[Component data from apps and pages]
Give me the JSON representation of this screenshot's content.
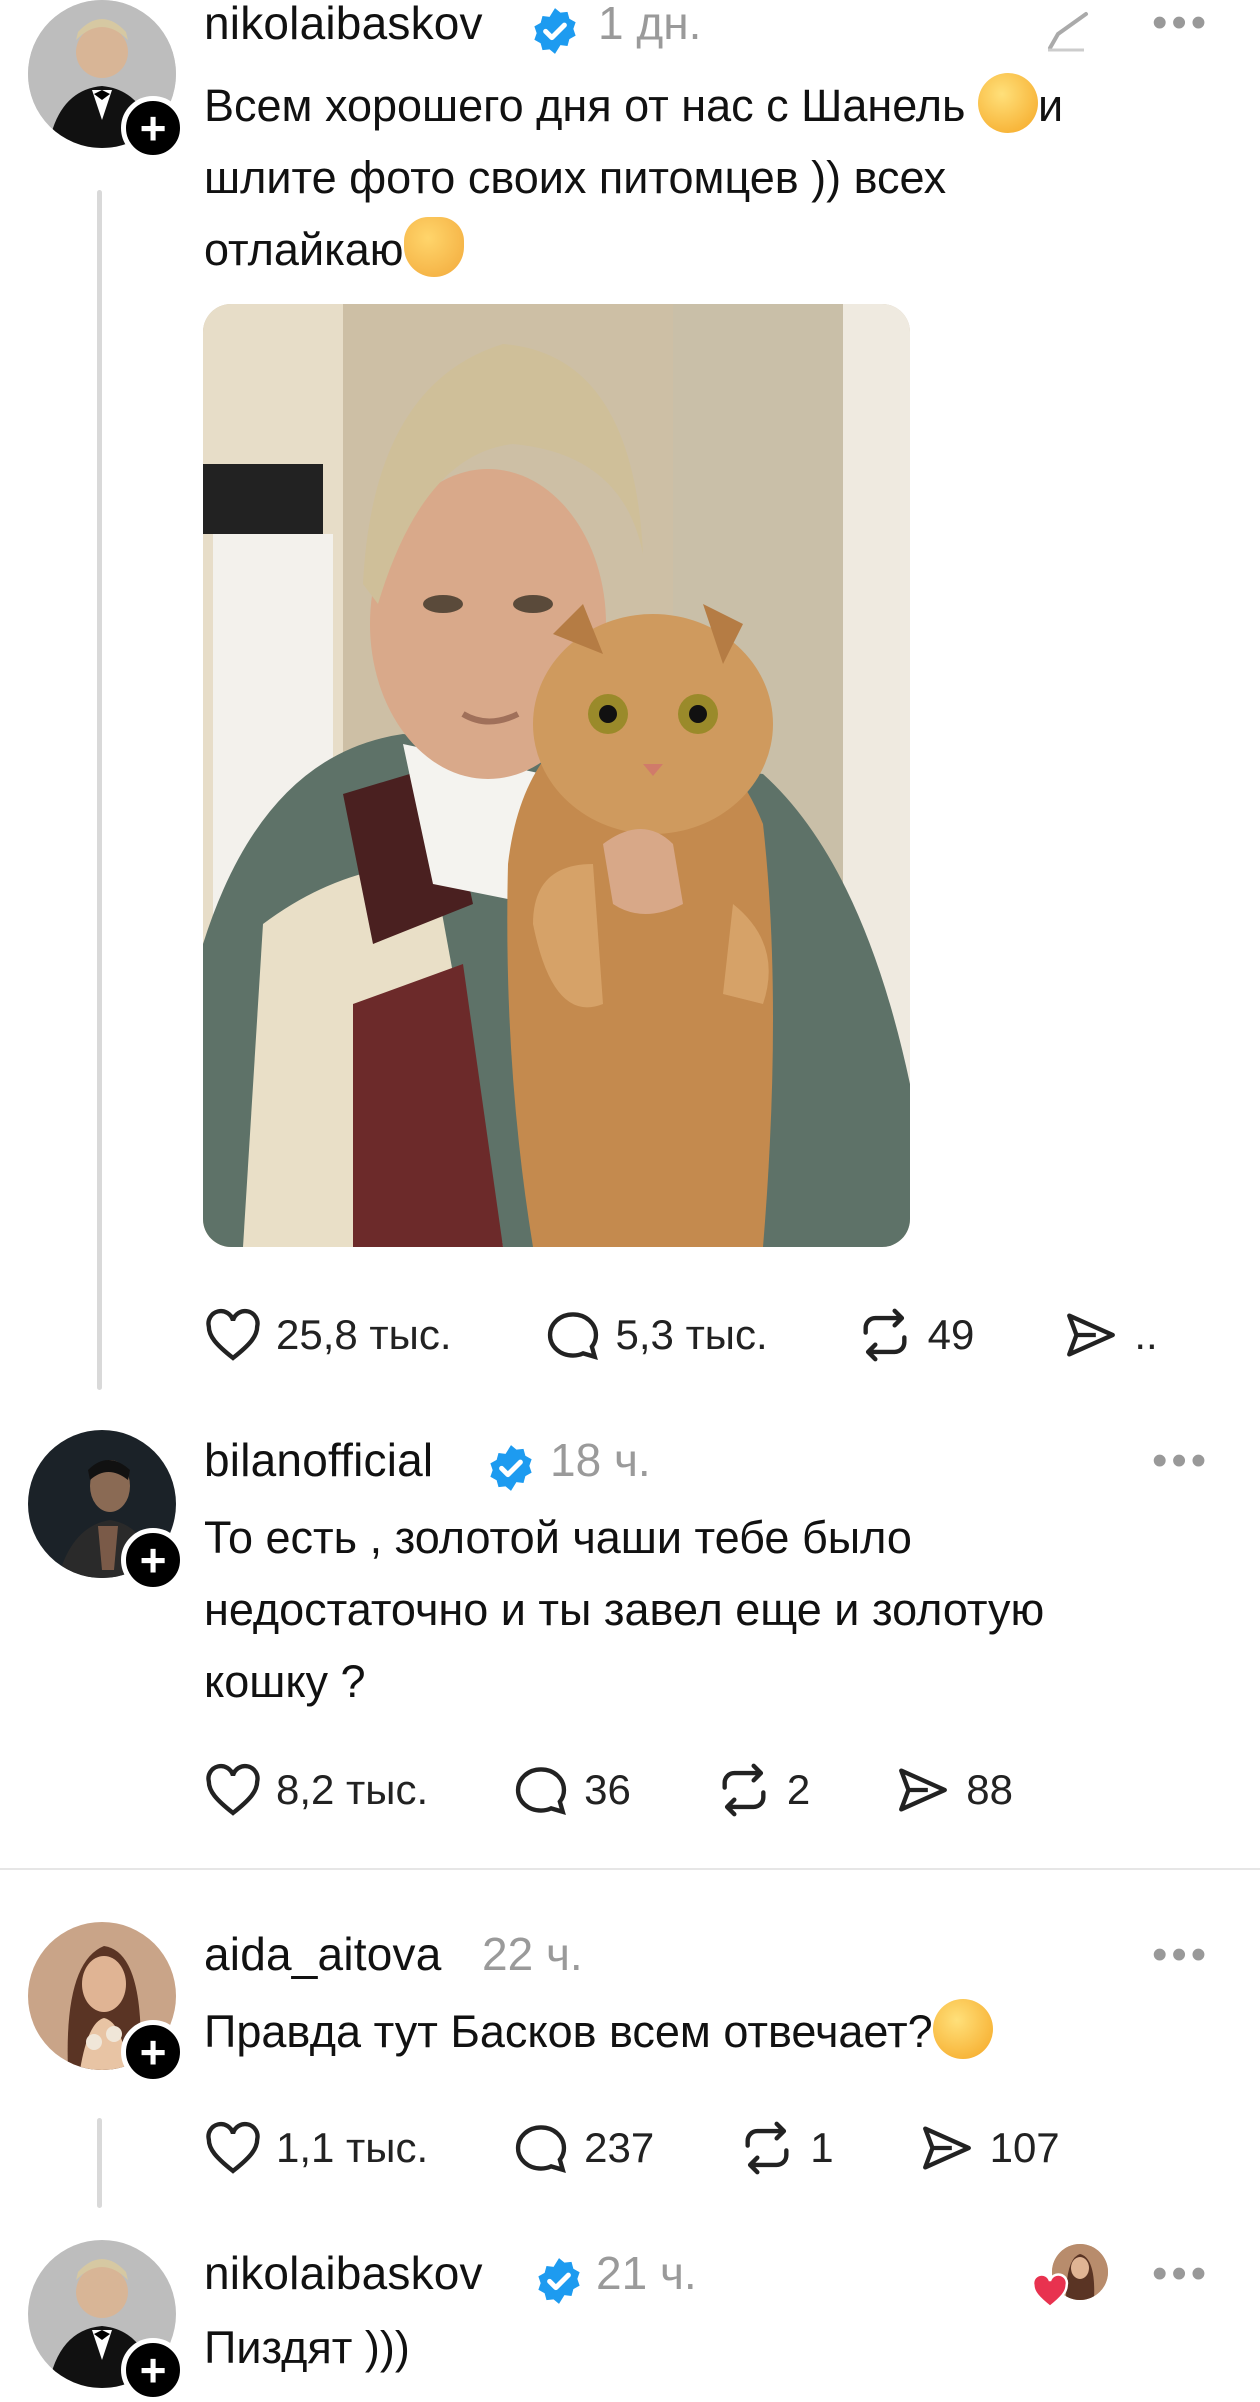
{
  "posts": [
    {
      "username": "nikolaibaskov",
      "time": "1 дн.",
      "text_lines": [
        "Всем хорошего дня от нас с Шанель ",
        "и",
        "шлите фото своих питомцев )) всех",
        "отлайкаю"
      ],
      "likes": "25,8 тыс.",
      "replies": "5,3 тыс.",
      "reposts": "49",
      "shares": ".."
    },
    {
      "username": "bilanofficial",
      "time": "18 ч.",
      "text_lines": [
        "То есть , золотой чаши тебе было",
        "недостаточно и ты завел еще и золотую",
        "кошку ?"
      ],
      "likes": "8,2 тыс.",
      "replies": "36",
      "reposts": "2",
      "shares": "88"
    },
    {
      "username": "aida_aitova",
      "time": "22 ч.",
      "text_lines": [
        "Правда тут Басков всем отвечает?"
      ],
      "likes": "1,1 тыс.",
      "replies": "237",
      "reposts": "1",
      "shares": "107"
    },
    {
      "username": "nikolaibaskov",
      "time": "21 ч.",
      "text_lines": [
        "Пиздят )))"
      ]
    }
  ],
  "colors": {
    "verified": "#1d9bf0",
    "muted": "#9a9a9a",
    "like_heart": "#e8324f"
  }
}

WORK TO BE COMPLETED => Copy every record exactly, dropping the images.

OUTPUT OF THE EXERCISE =>
Give me the JSON representation of this screenshot's content.
{
  "posts": [
    {
      "username": "nikolaibaskov",
      "time": "1 дн.",
      "text_lines": [
        "Всем хорошего дня от нас с Шанель ",
        "и",
        "шлите фото своих питомцев )) всех",
        "отлайкаю"
      ],
      "likes": "25,8 тыс.",
      "replies": "5,3 тыс.",
      "reposts": "49",
      "shares": ".."
    },
    {
      "username": "bilanofficial",
      "time": "18 ч.",
      "text_lines": [
        "То есть , золотой чаши тебе было",
        "недостаточно и ты завел еще и золотую",
        "кошку ?"
      ],
      "likes": "8,2 тыс.",
      "replies": "36",
      "reposts": "2",
      "shares": "88"
    },
    {
      "username": "aida_aitova",
      "time": "22 ч.",
      "text_lines": [
        "Правда тут Басков всем отвечает?"
      ],
      "likes": "1,1 тыс.",
      "replies": "237",
      "reposts": "1",
      "shares": "107"
    },
    {
      "username": "nikolaibaskov",
      "time": "21 ч.",
      "text_lines": [
        "Пиздят )))"
      ]
    }
  ],
  "colors": {
    "verified": "#1d9bf0",
    "muted": "#9a9a9a",
    "like_heart": "#e8324f"
  }
}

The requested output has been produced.